>>>>>

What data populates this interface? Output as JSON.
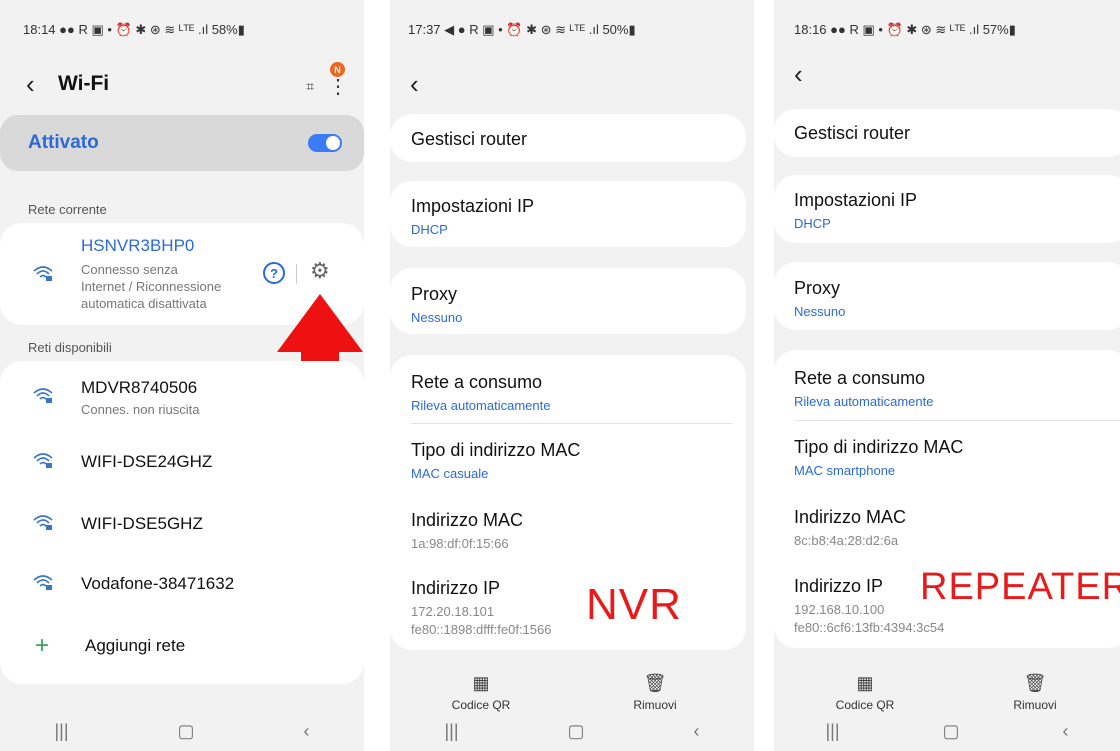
{
  "panel1": {
    "status": "18:14 ●● R ▣ •  ⏰ ✱ ⊛ ≋ ᴸᵀᴱ .ıl 58%▮",
    "title": "Wi-Fi",
    "badge": "N",
    "toggle_label": "Attivato",
    "section_current": "Rete corrente",
    "current_network": {
      "name": "HSNVR3BHP0",
      "sub1": "Connesso senza",
      "sub2": "Internet / Riconnessione",
      "sub3": "automatica disattivata"
    },
    "section_available": "Reti disponibili",
    "networks": [
      {
        "name": "MDVR8740506",
        "sub": "Connes. non riuscita"
      },
      {
        "name": "WIFI-DSE24GHZ"
      },
      {
        "name": "WIFI-DSE5GHZ"
      },
      {
        "name": "Vodafone-38471632"
      }
    ],
    "add_network": "Aggiungi rete"
  },
  "panel2": {
    "status": "17:37 ◀ ● R ▣ •  ⏰ ✱ ⊛ ≋ ᴸᵀᴱ .ıl 50%▮",
    "manage_router": "Gestisci router",
    "ip_settings": {
      "label": "Impostazioni IP",
      "value": "DHCP"
    },
    "proxy": {
      "label": "Proxy",
      "value": "Nessuno"
    },
    "metered": {
      "label": "Rete a consumo",
      "value": "Rileva automaticamente"
    },
    "mac_type": {
      "label": "Tipo di indirizzo MAC",
      "value": "MAC casuale"
    },
    "mac_address": {
      "label": "Indirizzo MAC",
      "value": "1a:98:df:0f:15:66"
    },
    "ip_address": {
      "label": "Indirizzo IP",
      "ipv4": "172.20.18.101",
      "ipv6": "fe80::1898:dfff:fe0f:1566"
    },
    "overlay_label": "NVR",
    "qr_label": "Codice QR",
    "remove_label": "Rimuovi"
  },
  "panel3": {
    "status": "18:16 ●● R ▣ •  ⏰ ✱ ⊛ ≋ ᴸᵀᴱ .ıl 57%▮",
    "manage_router": "Gestisci router",
    "ip_settings": {
      "label": "Impostazioni IP",
      "value": "DHCP"
    },
    "proxy": {
      "label": "Proxy",
      "value": "Nessuno"
    },
    "metered": {
      "label": "Rete a consumo",
      "value": "Rileva automaticamente"
    },
    "mac_type": {
      "label": "Tipo di indirizzo MAC",
      "value": "MAC smartphone"
    },
    "mac_address": {
      "label": "Indirizzo MAC",
      "value": "8c:b8:4a:28:d2:6a"
    },
    "ip_address": {
      "label": "Indirizzo IP",
      "ipv4": "192.168.10.100",
      "ipv6": "fe80::6cf6:13fb:4394:3c54"
    },
    "overlay_label": "REPEATER",
    "qr_label": "Codice QR",
    "remove_label": "Rimuovi"
  },
  "icons": {
    "back": "chevron-left-icon",
    "wifi": "wifi-lock-icon",
    "gear": "gear-icon",
    "help": "help-icon",
    "qr": "qr-code-icon",
    "trash": "trash-icon"
  },
  "colors": {
    "accent": "#2b6ad6",
    "overlay": "#e81a1a",
    "toggle": "#3b7bf5",
    "arrow": "#ee1111"
  }
}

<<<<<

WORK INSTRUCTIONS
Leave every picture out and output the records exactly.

TASK SOLUTION
What data populates this interface? Output as JSON.
{
  "panel1": {
    "status": "18:14 ●● R ▣ •  ⏰ ✱ ⊛ ≋ ᴸᵀᴱ .ıl 58%▮",
    "title": "Wi-Fi",
    "badge": "N",
    "toggle_label": "Attivato",
    "section_current": "Rete corrente",
    "current_network": {
      "name": "HSNVR3BHP0",
      "sub1": "Connesso senza",
      "sub2": "Internet / Riconnessione",
      "sub3": "automatica disattivata"
    },
    "section_available": "Reti disponibili",
    "networks": [
      {
        "name": "MDVR8740506",
        "sub": "Connes. non riuscita"
      },
      {
        "name": "WIFI-DSE24GHZ"
      },
      {
        "name": "WIFI-DSE5GHZ"
      },
      {
        "name": "Vodafone-38471632"
      }
    ],
    "add_network": "Aggiungi rete"
  },
  "panel2": {
    "status": "17:37 ◀ ● R ▣ •  ⏰ ✱ ⊛ ≋ ᴸᵀᴱ .ıl 50%▮",
    "manage_router": "Gestisci router",
    "ip_settings": {
      "label": "Impostazioni IP",
      "value": "DHCP"
    },
    "proxy": {
      "label": "Proxy",
      "value": "Nessuno"
    },
    "metered": {
      "label": "Rete a consumo",
      "value": "Rileva automaticamente"
    },
    "mac_type": {
      "label": "Tipo di indirizzo MAC",
      "value": "MAC casuale"
    },
    "mac_address": {
      "label": "Indirizzo MAC",
      "value": "1a:98:df:0f:15:66"
    },
    "ip_address": {
      "label": "Indirizzo IP",
      "ipv4": "172.20.18.101",
      "ipv6": "fe80::1898:dfff:fe0f:1566"
    },
    "overlay_label": "NVR",
    "qr_label": "Codice QR",
    "remove_label": "Rimuovi"
  },
  "panel3": {
    "status": "18:16 ●● R ▣ •  ⏰ ✱ ⊛ ≋ ᴸᵀᴱ .ıl 57%▮",
    "manage_router": "Gestisci router",
    "ip_settings": {
      "label": "Impostazioni IP",
      "value": "DHCP"
    },
    "proxy": {
      "label": "Proxy",
      "value": "Nessuno"
    },
    "metered": {
      "label": "Rete a consumo",
      "value": "Rileva automaticamente"
    },
    "mac_type": {
      "label": "Tipo di indirizzo MAC",
      "value": "MAC smartphone"
    },
    "mac_address": {
      "label": "Indirizzo MAC",
      "value": "8c:b8:4a:28:d2:6a"
    },
    "ip_address": {
      "label": "Indirizzo IP",
      "ipv4": "192.168.10.100",
      "ipv6": "fe80::6cf6:13fb:4394:3c54"
    },
    "overlay_label": "REPEATER",
    "qr_label": "Codice QR",
    "remove_label": "Rimuovi"
  },
  "icons": {
    "back": "chevron-left-icon",
    "wifi": "wifi-lock-icon",
    "gear": "gear-icon",
    "help": "help-icon",
    "qr": "qr-code-icon",
    "trash": "trash-icon"
  },
  "colors": {
    "accent": "#2b6ad6",
    "overlay": "#e81a1a",
    "toggle": "#3b7bf5",
    "arrow": "#ee1111"
  }
}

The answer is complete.